||Fisher has struggled in this series without question. I'm not sure yet whether it is because he's simply regressing to the mean, running out of steam, or the Grizz defense is simply that good at recovery on the 3-point line. I do know that he's barely gotten any open looks, which has led him to do some unconventional things which he should not be doing. Even so, that was a sweet drive at the end he had there.|
||It's frustrating after games like that when people say things like "well why don't they play like that all the time?" Well, hypothetical person, because it's the NBA Playoffs and good teams makes other good teams play differently from time to time. Still, this was Thunder basketball and is quite obviously the standard OKC needs to try and replicate day in and day out. It all starts on defense, and you see how much easier the offense can run and flow freely simply by getting stops, not fouling, and grabbing rebounds. It opens everything else up. It lets KD and Russ create with a little more space, and it lets the other guys find more open spots on the floor to get their own easier looks. Home court won't mean much in Game 7, because it's going to be about whether the Thunder can play this way once more, or whether Memphis can slow the game back down and make OKC play halfcourt basketball. That's going to decide who advances. At least the Thunder showed they remember how to play their brand of basketball.|
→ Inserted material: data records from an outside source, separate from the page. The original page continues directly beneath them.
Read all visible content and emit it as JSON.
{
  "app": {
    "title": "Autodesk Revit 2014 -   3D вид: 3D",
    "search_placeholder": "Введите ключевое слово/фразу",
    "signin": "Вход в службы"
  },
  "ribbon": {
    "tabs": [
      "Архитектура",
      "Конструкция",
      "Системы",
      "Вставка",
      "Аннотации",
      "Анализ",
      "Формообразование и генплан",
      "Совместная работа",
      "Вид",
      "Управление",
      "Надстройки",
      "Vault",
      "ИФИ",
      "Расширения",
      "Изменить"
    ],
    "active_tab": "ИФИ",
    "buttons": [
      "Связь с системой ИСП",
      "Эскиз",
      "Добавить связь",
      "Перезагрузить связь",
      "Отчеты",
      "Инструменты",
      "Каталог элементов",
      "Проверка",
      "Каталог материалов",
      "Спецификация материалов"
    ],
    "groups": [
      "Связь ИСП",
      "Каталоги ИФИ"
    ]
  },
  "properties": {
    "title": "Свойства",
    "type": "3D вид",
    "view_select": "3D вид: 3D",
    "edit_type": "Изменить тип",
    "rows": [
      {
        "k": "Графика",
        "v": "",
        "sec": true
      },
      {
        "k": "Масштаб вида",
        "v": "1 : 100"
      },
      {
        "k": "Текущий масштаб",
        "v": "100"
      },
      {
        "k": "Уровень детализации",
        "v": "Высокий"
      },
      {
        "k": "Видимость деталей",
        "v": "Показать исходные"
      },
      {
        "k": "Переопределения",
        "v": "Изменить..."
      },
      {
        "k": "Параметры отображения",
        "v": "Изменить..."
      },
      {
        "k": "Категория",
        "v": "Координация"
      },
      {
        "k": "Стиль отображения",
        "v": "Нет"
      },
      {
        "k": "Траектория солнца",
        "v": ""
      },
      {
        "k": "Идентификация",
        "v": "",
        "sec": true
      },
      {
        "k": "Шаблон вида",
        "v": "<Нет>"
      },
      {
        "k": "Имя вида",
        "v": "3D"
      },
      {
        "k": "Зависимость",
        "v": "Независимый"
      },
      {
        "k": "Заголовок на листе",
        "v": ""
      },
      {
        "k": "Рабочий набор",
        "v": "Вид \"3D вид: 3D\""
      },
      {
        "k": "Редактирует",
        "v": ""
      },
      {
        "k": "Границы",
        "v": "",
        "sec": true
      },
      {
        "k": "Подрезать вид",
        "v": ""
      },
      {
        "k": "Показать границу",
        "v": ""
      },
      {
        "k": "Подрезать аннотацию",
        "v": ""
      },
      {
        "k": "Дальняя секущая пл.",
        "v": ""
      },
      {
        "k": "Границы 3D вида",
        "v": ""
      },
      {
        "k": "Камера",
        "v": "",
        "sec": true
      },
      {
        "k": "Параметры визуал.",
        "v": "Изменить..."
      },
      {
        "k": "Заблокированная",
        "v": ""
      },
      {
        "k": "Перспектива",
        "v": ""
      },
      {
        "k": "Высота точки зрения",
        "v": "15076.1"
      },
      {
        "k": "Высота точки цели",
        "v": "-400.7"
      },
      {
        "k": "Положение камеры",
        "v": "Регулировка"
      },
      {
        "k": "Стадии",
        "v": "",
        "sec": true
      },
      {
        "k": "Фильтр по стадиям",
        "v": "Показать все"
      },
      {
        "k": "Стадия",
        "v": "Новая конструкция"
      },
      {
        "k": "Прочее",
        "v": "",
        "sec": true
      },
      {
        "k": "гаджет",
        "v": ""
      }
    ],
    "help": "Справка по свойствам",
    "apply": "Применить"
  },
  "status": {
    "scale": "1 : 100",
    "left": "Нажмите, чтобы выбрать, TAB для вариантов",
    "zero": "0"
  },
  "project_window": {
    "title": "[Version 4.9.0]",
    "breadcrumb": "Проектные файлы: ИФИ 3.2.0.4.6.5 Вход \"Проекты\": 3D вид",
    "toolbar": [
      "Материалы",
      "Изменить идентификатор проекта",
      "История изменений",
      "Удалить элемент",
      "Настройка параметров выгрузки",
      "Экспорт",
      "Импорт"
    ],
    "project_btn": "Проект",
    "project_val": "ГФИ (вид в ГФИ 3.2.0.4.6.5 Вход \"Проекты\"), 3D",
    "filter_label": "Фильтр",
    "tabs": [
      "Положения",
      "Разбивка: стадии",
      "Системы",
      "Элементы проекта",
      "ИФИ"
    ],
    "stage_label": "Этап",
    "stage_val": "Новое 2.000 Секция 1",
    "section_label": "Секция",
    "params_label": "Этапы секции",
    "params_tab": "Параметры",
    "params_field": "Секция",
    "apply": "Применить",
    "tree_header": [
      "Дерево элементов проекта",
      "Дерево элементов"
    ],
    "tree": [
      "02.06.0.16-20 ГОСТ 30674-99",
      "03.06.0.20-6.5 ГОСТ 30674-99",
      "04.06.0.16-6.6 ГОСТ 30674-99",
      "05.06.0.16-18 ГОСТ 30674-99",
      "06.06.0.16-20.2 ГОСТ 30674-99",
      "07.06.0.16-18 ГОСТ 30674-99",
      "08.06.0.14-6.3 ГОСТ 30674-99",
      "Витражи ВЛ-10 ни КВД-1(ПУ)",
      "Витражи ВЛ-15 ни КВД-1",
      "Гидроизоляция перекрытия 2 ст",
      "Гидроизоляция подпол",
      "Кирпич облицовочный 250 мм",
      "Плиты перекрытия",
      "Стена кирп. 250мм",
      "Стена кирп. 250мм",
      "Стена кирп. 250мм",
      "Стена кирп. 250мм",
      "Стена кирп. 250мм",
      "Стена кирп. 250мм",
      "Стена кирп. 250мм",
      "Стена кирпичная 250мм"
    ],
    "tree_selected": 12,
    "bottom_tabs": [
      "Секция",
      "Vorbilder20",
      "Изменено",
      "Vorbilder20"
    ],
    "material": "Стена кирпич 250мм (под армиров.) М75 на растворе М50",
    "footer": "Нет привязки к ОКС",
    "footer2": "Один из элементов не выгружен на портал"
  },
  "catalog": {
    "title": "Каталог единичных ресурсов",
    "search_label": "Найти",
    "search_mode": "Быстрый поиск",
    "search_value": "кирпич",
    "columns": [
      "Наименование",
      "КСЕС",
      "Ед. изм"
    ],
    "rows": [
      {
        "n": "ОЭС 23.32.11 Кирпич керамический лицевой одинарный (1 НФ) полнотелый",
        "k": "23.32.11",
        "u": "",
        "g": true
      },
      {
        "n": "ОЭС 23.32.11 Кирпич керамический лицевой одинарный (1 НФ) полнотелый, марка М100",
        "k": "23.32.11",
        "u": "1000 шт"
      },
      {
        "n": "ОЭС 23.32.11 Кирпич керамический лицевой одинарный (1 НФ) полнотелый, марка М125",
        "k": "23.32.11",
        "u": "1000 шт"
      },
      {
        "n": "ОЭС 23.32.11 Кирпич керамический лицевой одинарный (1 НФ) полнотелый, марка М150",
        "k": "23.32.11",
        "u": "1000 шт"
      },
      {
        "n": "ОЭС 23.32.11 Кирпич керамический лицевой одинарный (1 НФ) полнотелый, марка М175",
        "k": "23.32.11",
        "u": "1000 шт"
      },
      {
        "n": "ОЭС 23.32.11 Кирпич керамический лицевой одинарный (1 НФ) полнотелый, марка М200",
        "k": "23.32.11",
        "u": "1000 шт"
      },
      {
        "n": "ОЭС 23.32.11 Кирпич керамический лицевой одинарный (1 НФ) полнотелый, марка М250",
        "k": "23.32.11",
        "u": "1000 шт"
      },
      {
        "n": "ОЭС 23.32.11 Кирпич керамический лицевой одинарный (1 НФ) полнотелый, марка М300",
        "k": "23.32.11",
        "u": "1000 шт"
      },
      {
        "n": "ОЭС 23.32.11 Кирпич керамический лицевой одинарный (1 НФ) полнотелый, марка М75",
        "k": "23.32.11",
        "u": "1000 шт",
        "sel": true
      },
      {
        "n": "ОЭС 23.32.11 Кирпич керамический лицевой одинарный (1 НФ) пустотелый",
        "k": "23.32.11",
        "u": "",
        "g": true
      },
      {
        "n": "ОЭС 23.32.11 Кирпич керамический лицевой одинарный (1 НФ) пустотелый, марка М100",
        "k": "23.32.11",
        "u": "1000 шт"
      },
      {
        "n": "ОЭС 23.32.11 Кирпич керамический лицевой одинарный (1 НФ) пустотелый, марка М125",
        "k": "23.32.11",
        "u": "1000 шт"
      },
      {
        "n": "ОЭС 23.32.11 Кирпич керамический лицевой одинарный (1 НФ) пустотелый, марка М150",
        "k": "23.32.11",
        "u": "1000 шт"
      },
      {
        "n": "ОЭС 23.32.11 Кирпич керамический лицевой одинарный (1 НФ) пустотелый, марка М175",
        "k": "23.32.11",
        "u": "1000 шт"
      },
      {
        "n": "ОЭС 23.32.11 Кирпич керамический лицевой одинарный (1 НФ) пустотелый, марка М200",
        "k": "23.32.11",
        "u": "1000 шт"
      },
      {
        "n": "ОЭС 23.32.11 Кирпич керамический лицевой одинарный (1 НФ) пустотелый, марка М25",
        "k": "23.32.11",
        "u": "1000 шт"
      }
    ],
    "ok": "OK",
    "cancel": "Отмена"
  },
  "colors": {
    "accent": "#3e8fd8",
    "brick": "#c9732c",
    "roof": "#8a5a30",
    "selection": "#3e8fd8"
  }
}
||The resurgence of Durant, the control of Westbrook, and the assertive lineup changes will get most of the press, and deservedly so. One thing that hasn't gotten much mention (except at WTLC of course!) is that the Thunder defense has been really on point for most of this series. With the exception of the Game 2 OT period and a stretch during Game 5, they have taken away much of what Memphis likes to do. They have sealed off the interior, guarded Mike Conley well, and really the only consistent issue is how they've defended Miller these past 2 games. If OKC keeps this up on the defensive end and simply plays to their abilities on offense, they will put themselves in a great position to close out the Grizzlies in Game 7.|
*All player images via US Presswire